In a matter of hours, George W. Bush will be rootin' and a tootin' his way into retirement, and I for one won't be sorry to see the back of him. If history is kind to Bush, it will remember him as an affable buffoon known for his famous mis-statements and amusing scrapes. But I doubt posterity will be so forgiving. The blood of tens of thousands of Iraqis and Afghans, and through his unstinting support for Israel, Palestinians and Lebanese, will forever stain his character. His reckless unilateral foreign policy has made America's name mud and made the world a more dangerous place. His redistribution of wealth from the poor to the rich means continuing hardship for millions of American workers. Hurricane Katrina probably did more than anything exposed his indifference to those at the bottom of the heap. As the world's most prominent

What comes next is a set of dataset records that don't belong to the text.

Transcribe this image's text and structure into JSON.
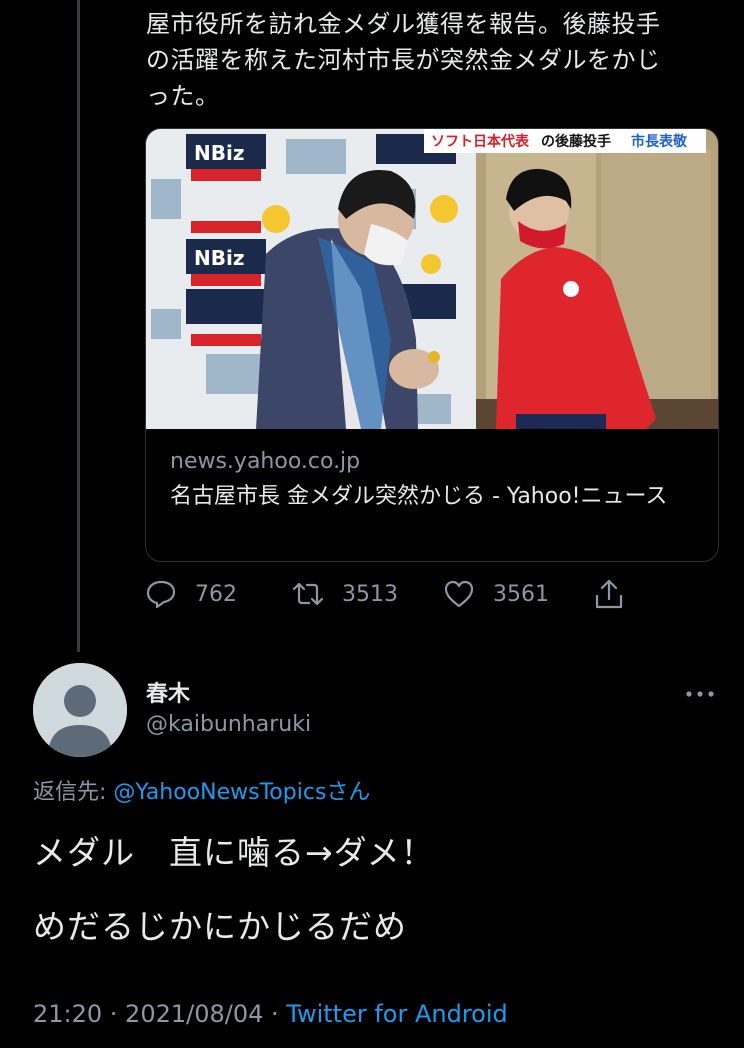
{
  "parent_tweet": {
    "text_lines": [
      "屋市役所を訪れ金メダル獲得を報告。後藤投手",
      "の活躍を称えた河村市長が突然金メダルをかじ",
      "った。"
    ],
    "card": {
      "media_banner_part1": "ソフト日本代表",
      "media_banner_part2": "の後藤投手",
      "media_banner_part3": "市長表敬",
      "backdrop_logo": "NBiz",
      "domain": "news.yahoo.co.jp",
      "title": "名古屋市長 金メダル突然かじる - Yahoo!ニュース"
    },
    "actions": {
      "reply_count": "762",
      "retweet_count": "3513",
      "like_count": "3561"
    }
  },
  "reply_tweet": {
    "display_name": "春木",
    "handle": "@kaibunharuki",
    "reply_to_prefix": "返信先: ",
    "reply_to_mention": "@YahooNewsTopics",
    "reply_to_suffix": "さん",
    "line1": "メダル　直に噛る→ダメ！",
    "line2": "めだるじかにかじるだめ",
    "timestamp": "21:20 · 2021/08/04 · ",
    "source": "Twitter for Android"
  },
  "colors": {
    "background": "#000000",
    "text": "#e7e9ea",
    "secondary": "#8b98a5",
    "accent": "#1d9bf0"
  }
}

As George Dubya ponders a soft retirement on his ranch, cushioned some point down the line by his ghosted memoirs, he and his despicable cronies will not spare a single thought for the victims of their policies. Bush's presidency was the very epitome of bourgeois triumphalism, arrogance and decadence after capitalism, we were told, had finally laid Marx's spectre to rest. It is therefore pleasingly ironic that he, more than any other contemporary political figure, has done more to make the socialist critique and alternative more urgently necessary than ever.